movement
Festival season is fast approaching, and with each lineup announcement it seems the hype over North American dubstep and glitch hop is subsiding to make way for an increasing number of trap artists.  But that’s not the case at Movement, Detroit’s annual electronic music conference that takes place just a weekend after Together this May.  This is partly because Detroit has always been a vibrant cultural hub for music.

It spawned Motown and boasts a first-rate hip hop scene.  It was arguably the rock and roll hub of the 1970’s.  Yet what Detroit really does best is techno, a genre born and bred of the city, and this year’s lineup reflects that.  An impressive number of Detroit techno and Chicago house veterans like Alton Miller, Moodymann, and Al Ester will be making appearances alongside newly established house innovators like T. Williams, Nicolas Jaar, and Totally Extinct Enormous Dinosaurs, and Canadian-born, Detroit-raised techno icon Richie Hawtin is bringing his highly-regarded skills back to the city for what should be an incredible set.
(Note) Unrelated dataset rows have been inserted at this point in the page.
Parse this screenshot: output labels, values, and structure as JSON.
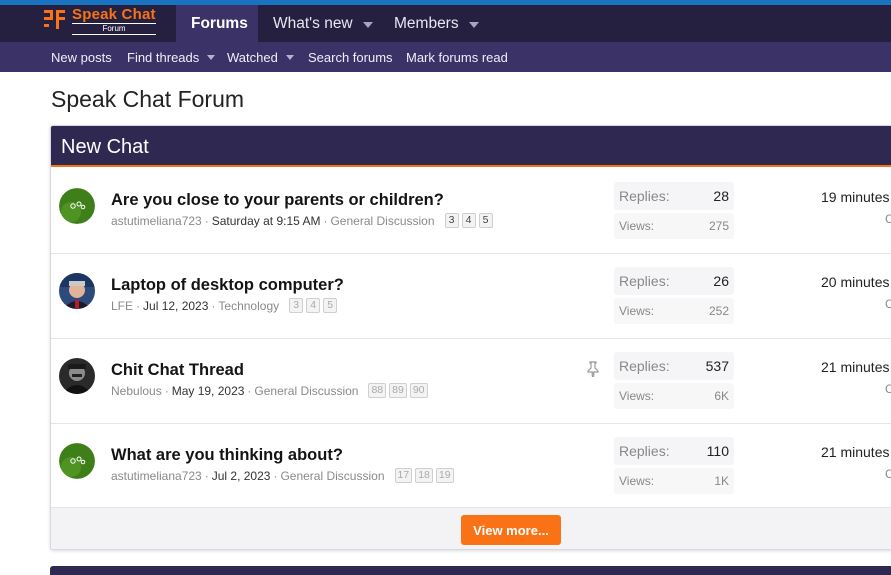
{
  "header": {
    "logo_title": "Speak Chat",
    "logo_sub": "Forum",
    "nav": [
      {
        "label": "Forums",
        "active": true
      },
      {
        "label": "What's new",
        "has_menu": true
      },
      {
        "label": "Members",
        "has_menu": true
      }
    ]
  },
  "subnav": [
    {
      "label": "New posts"
    },
    {
      "label": "Find threads",
      "has_menu": true
    },
    {
      "label": "Watched",
      "has_menu": true
    },
    {
      "label": "Search forums"
    },
    {
      "label": "Mark forums read"
    }
  ],
  "page_title": "Speak Chat Forum",
  "block": {
    "title": "New Chat",
    "threads": [
      {
        "title": "Are you close to your parents or children?",
        "author": "astutimeliana723",
        "date": "Saturday at 9:15 AM",
        "forum": "General Discussion",
        "pages": [
          "3",
          "4",
          "5"
        ],
        "replies_label": "Replies:",
        "replies": "28",
        "views_label": "Views:",
        "views": "275",
        "latest": "19 minutes",
        "latest_sub": "C",
        "avatar": "dandelion"
      },
      {
        "title": "Laptop of desktop computer?",
        "author": "LFE",
        "date": "Jul 12, 2023",
        "forum": "Technology",
        "pages": [
          "3",
          "4",
          "5"
        ],
        "replies_label": "Replies:",
        "replies": "26",
        "views_label": "Views:",
        "views": "252",
        "latest": "20 minutes",
        "latest_sub": "C",
        "avatar": "person"
      },
      {
        "title": "Chit Chat Thread",
        "author": "Nebulous",
        "date": "May 19, 2023",
        "forum": "General Discussion",
        "pages": [
          "88",
          "89",
          "90"
        ],
        "replies_label": "Replies:",
        "replies": "537",
        "views_label": "Views:",
        "views": "6K",
        "latest": "21 minutes",
        "latest_sub": "C",
        "avatar": "dark",
        "sticky": true
      },
      {
        "title": "What are you thinking about?",
        "author": "astutimeliana723",
        "date": "Jul 2, 2023",
        "forum": "General Discussion",
        "pages": [
          "17",
          "18",
          "19"
        ],
        "replies_label": "Replies:",
        "replies": "110",
        "views_label": "Views:",
        "views": "1K",
        "latest": "21 minutes",
        "latest_sub": "C",
        "avatar": "dandelion"
      }
    ],
    "view_more_label": "View more..."
  },
  "colors": {
    "accent": "#f97316",
    "topbar": "#25203f",
    "subbar": "#3b3368",
    "block_header": "#2f2952"
  }
}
For the beat heads, globetrotting experimentalist Onra and Brainfeeder-affiliated Tokimonsta will be performing, and for those who want some more electronic-tinged hip hop, Paper Diamond and Gramatik, both Pretty Lights Music affiliates, were announced as part of the Phase II lineup.  Dubstep pioneers Mala and The Bug were both announced in Phase I, along with dance music maven Paco Osuna of Hawtin’s M_nus records.  And how could we discuss Movement’s 2013 lineup without mentioning Boston’s own Soul Clap and Together’s featured artist Slam?
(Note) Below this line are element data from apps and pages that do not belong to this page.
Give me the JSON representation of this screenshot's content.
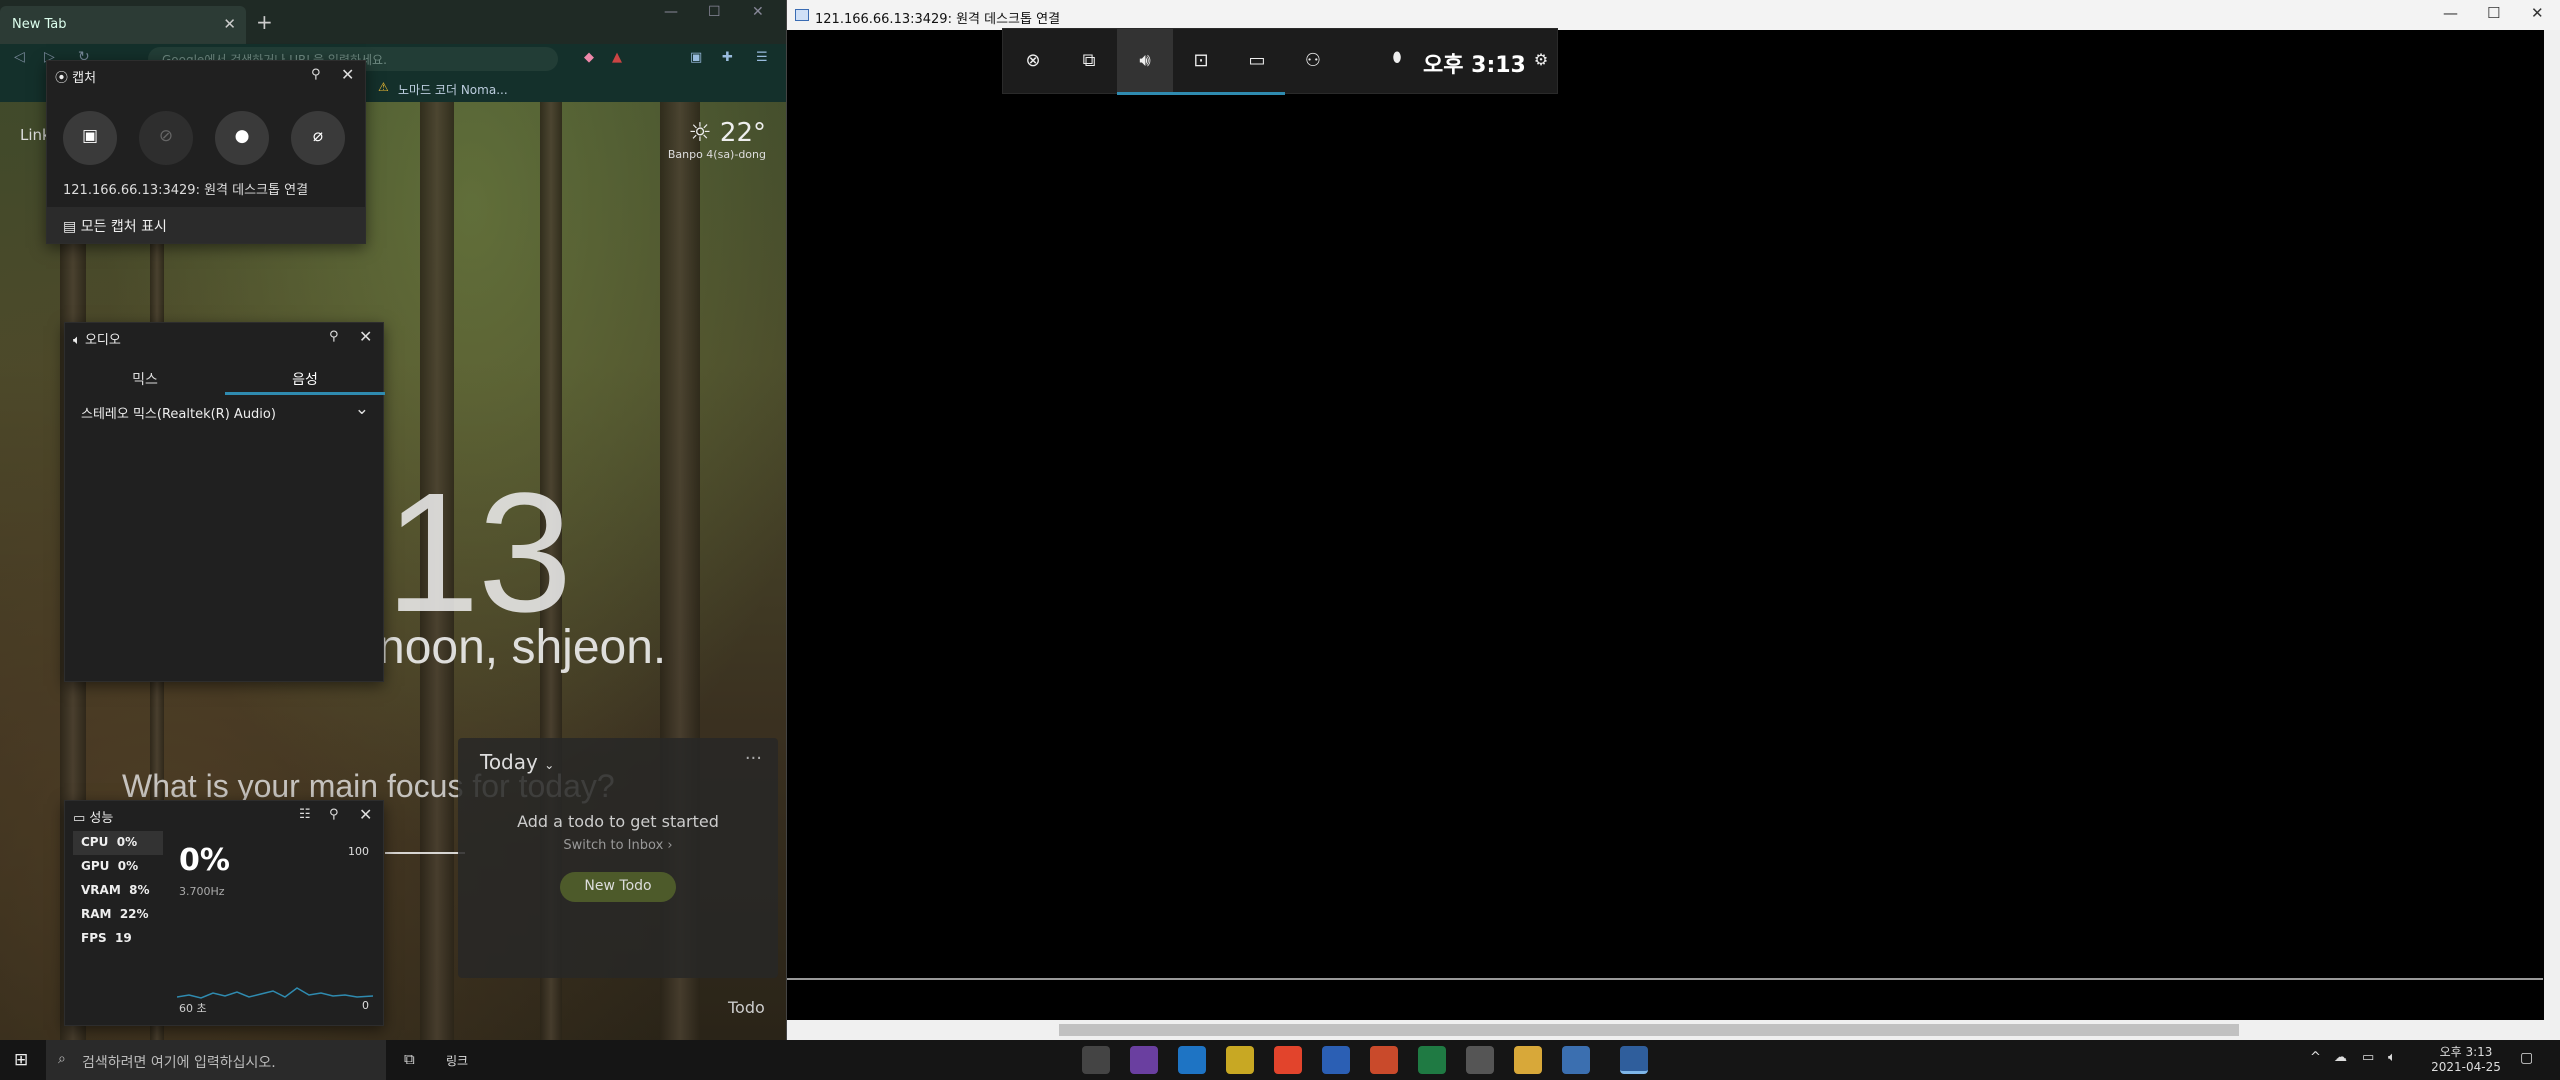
{
  "browser": {
    "tab_title": "New Tab",
    "address_placeholder": "Google에서 검색하거나 URL을 입력하세요.",
    "bookmark": "노마드 코더 Noma...",
    "links_label": "Link",
    "weather": {
      "temp": "22°",
      "location": "Banpo 4(sa)-dong"
    },
    "clock": ":13",
    "greeting": "noon, shjeon.",
    "focus_prompt": "What is your main focus for today?",
    "todo": {
      "header": "Today",
      "empty": "Add a todo to get started",
      "switch": "Switch to Inbox",
      "new_button": "New Todo",
      "panel_label": "Todo"
    }
  },
  "capture_widget": {
    "title": "캡처",
    "info": "121.166.66.13:3429: 원격 데스크톱 연결",
    "show_all": "모든 캡처 표시"
  },
  "audio_widget": {
    "title": "오디오",
    "tabs": [
      "믹스",
      "음성"
    ],
    "device": "스테레오 믹스(Realtek(R) Audio)"
  },
  "perf_widget": {
    "title": "성능",
    "rows": [
      {
        "name": "CPU",
        "value": "0%"
      },
      {
        "name": "GPU",
        "value": "0%"
      },
      {
        "name": "VRAM",
        "value": "8%"
      },
      {
        "name": "RAM",
        "value": "22%"
      },
      {
        "name": "FPS",
        "value": "19"
      }
    ],
    "big_value": "0%",
    "freq": "3.700Hz",
    "max_label": "100",
    "min_label": "0",
    "duration": "60 초"
  },
  "rdp": {
    "title": "121.166.66.13:3429: 원격 데스크톱 연결"
  },
  "gamebar": {
    "clock": "오후 3:13"
  },
  "taskbar": {
    "search_placeholder": "검색하려면 여기에 입력하십시오.",
    "link_label": "링크",
    "time": "오후 3:13",
    "date": "2021-04-25"
  },
  "colors": {
    "accent": "#2f8bb0",
    "widget_bg": "#202020"
  }
}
Few festivals practice such an expansive approach to curation, spanning not just genre but history.  Movement seems intent on balancing the fresh, young talent with the more experienced artists that witnessed electronic music’s vanguard.  It is this approach that keeps them going strong year after year, that has earned them such a positive reputation (#1 in New York Post’s “10 Outstanding Music Festivals, “Best Niche Festival” by Rolling Stone), that prevents Movement from becoming a drug-fueled frenzy like Camp Bisco or the now-extinct (for that very reason) Starscape.  It may not be as household of a name as Bonnaroo or Coachella, but it’s probably better that way, providing a sanctuary for dance music fans to just love dance music.

Buy tickets for 2013’s Movement Festival here.